Fredrikson & Byron P.A.
Mark Vyvyan has had some unusual cases. One was a strange case in federal court over whether collectible coins are legal tender, a big deal in the coin world, Vyvyan said. Some of the coins, for sale on Etsy, look like the caps of Coke bottles. Vyvyan’s client, the plaintiff, prevailed because the defendant failed to have the coins properly authorized when they were delivered to the plaintiff. This failure violated both the parties’ contract and the federal Hobby Protection Act. The coins were later properly authorized, but the jury awarded the plaintiff the damages it suffered in the meantime, roughly $1,400.

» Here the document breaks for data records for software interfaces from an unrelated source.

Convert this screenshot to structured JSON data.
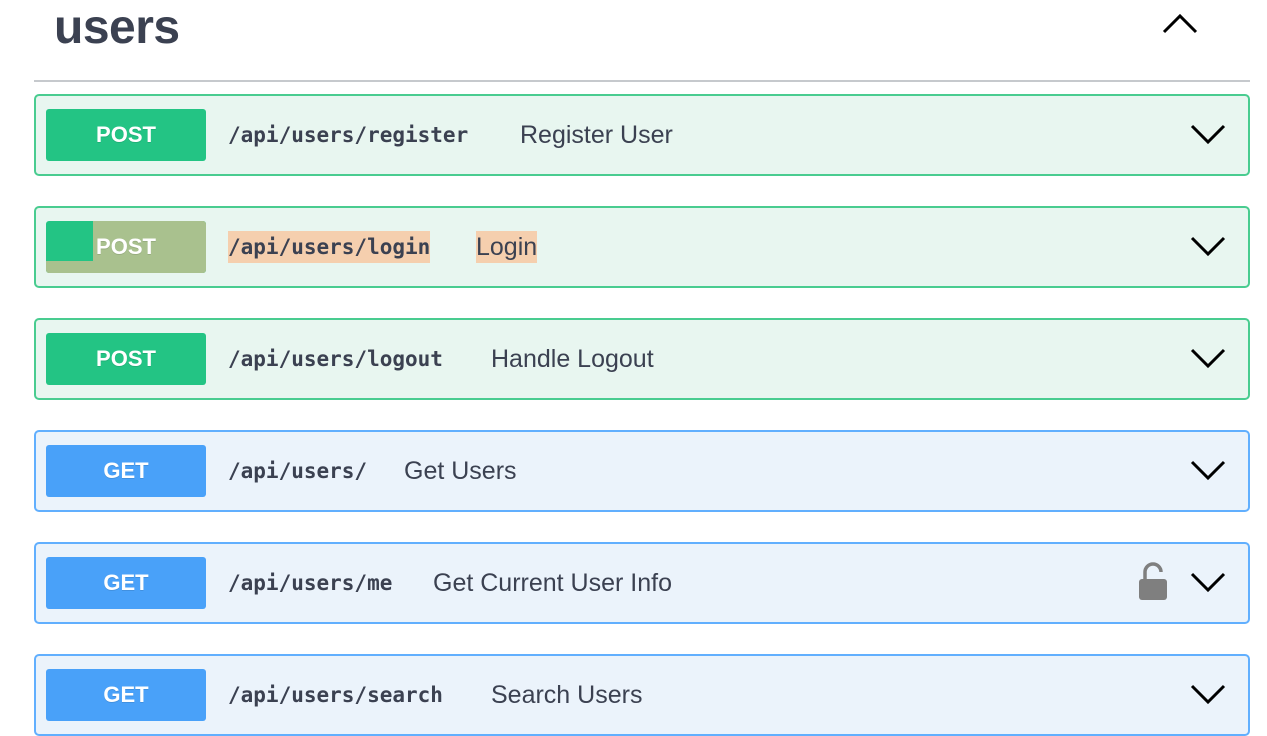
{
  "section": {
    "title": "users",
    "collapse_icon": "chevron-up-icon"
  },
  "operations": [
    {
      "method": "POST",
      "path": "/api/users/register",
      "summary": "Register User"
    },
    {
      "method": "POST",
      "path": "/api/users/login",
      "summary": "Login"
    },
    {
      "method": "POST",
      "path": "/api/users/logout",
      "summary": "Handle Logout"
    },
    {
      "method": "GET",
      "path": "/api/users/",
      "summary": "Get Users"
    },
    {
      "method": "GET",
      "path": "/api/users/me",
      "summary": "Get Current User Info",
      "lock_icon": "unlocked-lock-icon"
    },
    {
      "method": "GET",
      "path": "/api/users/search",
      "summary": "Search Users"
    }
  ],
  "colors": {
    "post_bg": "#e8f6f0",
    "post_border": "#49cc90",
    "post_method": "#23c484",
    "get_bg": "#ebf3fb",
    "get_border": "#61affe",
    "get_method": "#49a1f9",
    "text_selection": "#f5cfae"
  }
}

And, as Vyvyan wrote on the Fredrikson blog, one contractor recently lost money when the homeowner used the old strategy of writing “final payment” on a check that was actually not a full payment. In Detailed by Design, LLC v. Langer, No. A21-0879, 2022 WL 93371 (Minn. Ct. App. Jan. 10, 2022), “an unhappy homeowner sent a letter to the contractor that detailed a number of deductions and calculated a “final payment.” In addition, the homeowner wrote the words “final payment” on the memo line of their check. The Minnesota Court of Appeals found an “accord and satisfaction” had been created under Minnesota law, barring the contractor’s claim.
Vyvyan, like all litigators, likes winning his cases. His victories include a summary judgment in a claim against his client brought by a townhome association for $2 million and a defense verdict in a claim against his client for breach of a purchase agreement. And in a case sure to win many lawyers’ hearts, he prevailed in a suit seeking to evict a golf course and collected $2 million in damages, as well as attorney fees.